24/10/23 | Reading time: 3 minutes
The European Union Intellectual Property Office (EUIPO) recently decided that simple emojis cannot be trademarked under European law. Here’s what happened:
In December 2021 a German company Käselow, sought to have a commonly used emoji registered as their trademark. The mark in question was an image of a hand sign commonly understood to mean ‘ILY’ or ‘I Love You’ in American Sign Language (ASL) and commonly used on emoji keyboards:
Käselow wanted to make this emoji their own and use it to represent their brand. But, the trademark examiner initially rejected the application on the basis that the mark lacked a ‘distinctive character’ necessary for a member of the public to associate it with the company. This is an essential element of trademark law in virtually every jurisdiction in the world, and is a common point of failure for any trademark application.
In short, for a mark to be distinctive it needs to remind a person of the entity that is seeking its registration. The idea is that when a consumer forms an opinion about a prior purchase, they will then be able to recall the mark and use it to discern that product or service from those offered by a competitor. In this way registration is essentially an official acknowledgement that the mark brings to mind the company itself, and offers them a simple process to defend it.
This underlying principle behind trademark law therefore necessitates that a mark needs to have some distinctive quality about it. Overly simple or generic marks are therefore usually incapable of being distinctive and will not be registerable. Similarly, marks that are in such common usage that they cannot be specifically associated with a brand or entity will lack that distinctive quality.
Not smiling and no heart eyes emoji
Käselow appealed this decision, arguing that outside of the ASL community, the hand sign emoji doesn’t immediately bring ‘I love you’ to people’s minds. They also pointed out that ‘ILY’ in ASL is usually done with the right hand, while their emoji showed the left hand.
But the EUIPO Board of Appeal rejected Käselow’s arguments. They agreed with the examiner, saying that most people understood the sign to mean ‘I love you.’ They also thought that people wouldn’t distinguish between left and right hand signs, even if they weren’t familiar with ASL. Essentially, they believed that most people would see it as a simple emoji and not associate it with the company.
The Board also said that Käselow’s use of the emoji was more like decorative advertising to express positive feelings about their services, and it wasn’t strongly connected to their branding.
What’s next emoji?
So, this ruling shows that in Europe, simple emojis can’t be trademarked because they’re seen as a form of language. The Board considers emojis as similar to written words, used to convey meaning and express emotions. They also believe that emojis lack distinctiveness because they are basic shapes.

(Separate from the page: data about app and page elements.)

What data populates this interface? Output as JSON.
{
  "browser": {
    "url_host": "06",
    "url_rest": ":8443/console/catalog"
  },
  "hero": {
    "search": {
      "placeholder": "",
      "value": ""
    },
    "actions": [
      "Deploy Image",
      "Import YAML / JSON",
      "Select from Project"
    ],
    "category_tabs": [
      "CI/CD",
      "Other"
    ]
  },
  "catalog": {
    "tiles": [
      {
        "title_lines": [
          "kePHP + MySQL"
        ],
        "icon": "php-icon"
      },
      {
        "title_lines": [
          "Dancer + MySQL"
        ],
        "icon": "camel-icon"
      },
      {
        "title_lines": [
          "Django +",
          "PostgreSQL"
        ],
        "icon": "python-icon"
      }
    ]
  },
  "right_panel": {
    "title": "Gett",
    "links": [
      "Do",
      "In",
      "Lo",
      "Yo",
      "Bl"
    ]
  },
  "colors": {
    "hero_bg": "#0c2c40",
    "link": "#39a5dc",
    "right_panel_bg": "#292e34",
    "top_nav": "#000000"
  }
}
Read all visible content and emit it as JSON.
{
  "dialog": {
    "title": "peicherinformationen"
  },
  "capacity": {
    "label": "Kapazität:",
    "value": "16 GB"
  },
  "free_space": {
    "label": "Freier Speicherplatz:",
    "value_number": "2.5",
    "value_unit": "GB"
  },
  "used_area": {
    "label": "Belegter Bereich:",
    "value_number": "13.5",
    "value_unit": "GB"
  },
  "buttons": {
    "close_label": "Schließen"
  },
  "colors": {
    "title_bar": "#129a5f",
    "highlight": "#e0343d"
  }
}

It’s worth mentioning that this isn’t the first time someone tried to trademark this emoji. In the United States, Gene Simmons from the band Kiss tried to do the same thing but eventually gave up. He claimed he invented the symbol below as a rock and roll gesture in 1974:

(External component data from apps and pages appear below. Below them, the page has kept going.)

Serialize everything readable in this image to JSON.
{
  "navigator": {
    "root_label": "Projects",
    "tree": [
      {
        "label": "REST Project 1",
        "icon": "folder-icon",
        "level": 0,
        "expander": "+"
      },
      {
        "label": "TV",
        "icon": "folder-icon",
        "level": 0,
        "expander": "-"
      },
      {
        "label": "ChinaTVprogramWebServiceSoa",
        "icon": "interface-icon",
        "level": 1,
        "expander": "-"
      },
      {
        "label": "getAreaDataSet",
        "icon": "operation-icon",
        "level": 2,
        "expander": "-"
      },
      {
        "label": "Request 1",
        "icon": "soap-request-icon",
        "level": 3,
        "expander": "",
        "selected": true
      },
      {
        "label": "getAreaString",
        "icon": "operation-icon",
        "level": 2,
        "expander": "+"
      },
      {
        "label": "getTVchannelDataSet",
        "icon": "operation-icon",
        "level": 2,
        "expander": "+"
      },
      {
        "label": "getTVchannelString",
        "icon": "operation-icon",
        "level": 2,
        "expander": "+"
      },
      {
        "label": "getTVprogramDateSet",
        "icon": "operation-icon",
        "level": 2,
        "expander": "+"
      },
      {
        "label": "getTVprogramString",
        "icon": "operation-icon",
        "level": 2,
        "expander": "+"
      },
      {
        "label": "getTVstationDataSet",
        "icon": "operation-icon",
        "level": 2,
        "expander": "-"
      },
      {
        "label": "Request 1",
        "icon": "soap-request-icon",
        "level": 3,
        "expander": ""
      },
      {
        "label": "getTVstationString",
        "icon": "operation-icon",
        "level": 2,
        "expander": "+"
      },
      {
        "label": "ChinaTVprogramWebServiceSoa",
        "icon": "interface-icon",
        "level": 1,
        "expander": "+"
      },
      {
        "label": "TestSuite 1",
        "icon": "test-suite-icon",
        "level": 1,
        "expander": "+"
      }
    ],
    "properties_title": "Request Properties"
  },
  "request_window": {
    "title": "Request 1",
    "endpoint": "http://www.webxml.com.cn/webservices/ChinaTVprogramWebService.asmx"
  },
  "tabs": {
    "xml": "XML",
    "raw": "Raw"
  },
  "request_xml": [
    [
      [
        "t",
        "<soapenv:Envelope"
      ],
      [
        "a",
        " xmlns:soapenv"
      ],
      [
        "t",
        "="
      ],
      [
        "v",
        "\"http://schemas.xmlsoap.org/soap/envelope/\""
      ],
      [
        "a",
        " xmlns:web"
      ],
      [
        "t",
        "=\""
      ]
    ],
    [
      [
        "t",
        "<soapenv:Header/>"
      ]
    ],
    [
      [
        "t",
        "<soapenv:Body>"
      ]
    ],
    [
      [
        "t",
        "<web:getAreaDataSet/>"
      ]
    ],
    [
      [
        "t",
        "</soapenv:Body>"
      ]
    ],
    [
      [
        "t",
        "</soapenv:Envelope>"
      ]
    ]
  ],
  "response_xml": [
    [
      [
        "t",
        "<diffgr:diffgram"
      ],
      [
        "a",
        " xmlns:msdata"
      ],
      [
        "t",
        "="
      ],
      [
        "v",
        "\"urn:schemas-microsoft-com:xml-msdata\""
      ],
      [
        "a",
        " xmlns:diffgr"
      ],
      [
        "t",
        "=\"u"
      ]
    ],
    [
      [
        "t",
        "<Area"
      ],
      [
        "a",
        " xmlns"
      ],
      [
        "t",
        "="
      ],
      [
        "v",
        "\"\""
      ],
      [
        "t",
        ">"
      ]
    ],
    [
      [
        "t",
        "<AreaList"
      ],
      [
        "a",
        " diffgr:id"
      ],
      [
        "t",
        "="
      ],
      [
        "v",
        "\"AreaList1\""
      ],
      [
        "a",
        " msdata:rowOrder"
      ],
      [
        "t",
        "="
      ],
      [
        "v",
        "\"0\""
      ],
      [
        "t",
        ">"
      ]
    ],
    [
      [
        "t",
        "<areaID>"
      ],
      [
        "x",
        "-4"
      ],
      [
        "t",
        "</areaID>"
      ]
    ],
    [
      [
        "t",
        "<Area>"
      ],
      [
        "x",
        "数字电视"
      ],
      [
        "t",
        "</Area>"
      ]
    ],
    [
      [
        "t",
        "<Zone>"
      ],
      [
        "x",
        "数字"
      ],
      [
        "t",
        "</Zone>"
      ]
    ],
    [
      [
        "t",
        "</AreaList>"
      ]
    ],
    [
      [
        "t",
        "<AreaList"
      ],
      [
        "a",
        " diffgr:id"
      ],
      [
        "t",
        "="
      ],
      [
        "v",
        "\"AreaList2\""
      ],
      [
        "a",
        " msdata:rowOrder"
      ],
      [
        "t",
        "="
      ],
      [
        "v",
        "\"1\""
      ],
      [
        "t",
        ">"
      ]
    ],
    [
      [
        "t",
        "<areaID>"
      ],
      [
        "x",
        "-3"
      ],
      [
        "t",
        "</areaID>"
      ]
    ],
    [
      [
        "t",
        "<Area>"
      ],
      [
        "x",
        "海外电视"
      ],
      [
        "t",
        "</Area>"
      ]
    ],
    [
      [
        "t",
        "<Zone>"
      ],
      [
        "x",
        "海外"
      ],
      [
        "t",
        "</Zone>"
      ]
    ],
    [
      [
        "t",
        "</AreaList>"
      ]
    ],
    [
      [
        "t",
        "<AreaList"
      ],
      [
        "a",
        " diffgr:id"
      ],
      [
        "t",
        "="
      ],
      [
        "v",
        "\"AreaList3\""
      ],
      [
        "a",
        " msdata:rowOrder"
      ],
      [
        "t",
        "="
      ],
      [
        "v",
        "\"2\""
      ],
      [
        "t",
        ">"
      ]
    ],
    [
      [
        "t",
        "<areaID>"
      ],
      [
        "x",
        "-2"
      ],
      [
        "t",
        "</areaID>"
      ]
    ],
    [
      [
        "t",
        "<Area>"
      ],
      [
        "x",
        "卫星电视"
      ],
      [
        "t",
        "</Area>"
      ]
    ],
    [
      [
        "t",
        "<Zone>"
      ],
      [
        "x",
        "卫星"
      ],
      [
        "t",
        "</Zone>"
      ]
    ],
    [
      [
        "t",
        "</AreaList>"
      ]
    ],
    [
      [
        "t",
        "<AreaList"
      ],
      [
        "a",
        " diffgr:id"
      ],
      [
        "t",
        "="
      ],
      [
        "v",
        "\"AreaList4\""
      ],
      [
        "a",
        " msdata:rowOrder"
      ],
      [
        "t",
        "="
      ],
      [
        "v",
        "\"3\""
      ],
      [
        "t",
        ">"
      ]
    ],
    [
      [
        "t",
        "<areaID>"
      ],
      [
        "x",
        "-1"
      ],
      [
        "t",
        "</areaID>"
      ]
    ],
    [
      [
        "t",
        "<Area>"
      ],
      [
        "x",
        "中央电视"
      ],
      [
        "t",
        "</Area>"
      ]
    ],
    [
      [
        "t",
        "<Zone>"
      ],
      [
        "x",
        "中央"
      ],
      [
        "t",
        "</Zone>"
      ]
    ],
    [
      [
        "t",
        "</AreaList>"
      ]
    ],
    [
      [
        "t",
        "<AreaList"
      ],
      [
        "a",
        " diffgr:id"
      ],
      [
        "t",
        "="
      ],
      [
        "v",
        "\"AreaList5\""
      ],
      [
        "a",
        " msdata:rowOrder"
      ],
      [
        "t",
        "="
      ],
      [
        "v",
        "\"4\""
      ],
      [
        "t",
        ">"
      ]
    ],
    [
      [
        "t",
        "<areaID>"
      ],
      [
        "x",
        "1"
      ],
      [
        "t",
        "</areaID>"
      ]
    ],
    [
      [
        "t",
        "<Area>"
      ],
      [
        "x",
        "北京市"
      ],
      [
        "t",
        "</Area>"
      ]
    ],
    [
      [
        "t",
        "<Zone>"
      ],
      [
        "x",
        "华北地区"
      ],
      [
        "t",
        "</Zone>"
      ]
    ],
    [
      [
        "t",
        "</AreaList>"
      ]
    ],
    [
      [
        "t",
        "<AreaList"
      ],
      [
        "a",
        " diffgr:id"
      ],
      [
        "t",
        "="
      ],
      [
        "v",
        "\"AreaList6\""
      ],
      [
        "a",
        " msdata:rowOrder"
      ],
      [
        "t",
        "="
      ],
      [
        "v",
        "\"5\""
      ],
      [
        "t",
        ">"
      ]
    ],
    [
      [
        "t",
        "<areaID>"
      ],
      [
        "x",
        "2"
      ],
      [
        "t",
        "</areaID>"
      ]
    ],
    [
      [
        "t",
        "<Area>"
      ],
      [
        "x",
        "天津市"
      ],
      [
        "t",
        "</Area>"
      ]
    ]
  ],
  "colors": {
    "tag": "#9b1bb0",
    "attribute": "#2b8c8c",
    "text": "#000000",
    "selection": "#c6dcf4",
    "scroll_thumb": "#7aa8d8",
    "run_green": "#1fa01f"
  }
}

These cases demonstrate the various challenges involving emojis and trade marks, particularly in terms of showing distinctiveness in the traditional ’emotional’ emojis. Delete ‘confused emoji’😲 and replace with ‘like emoji’.👍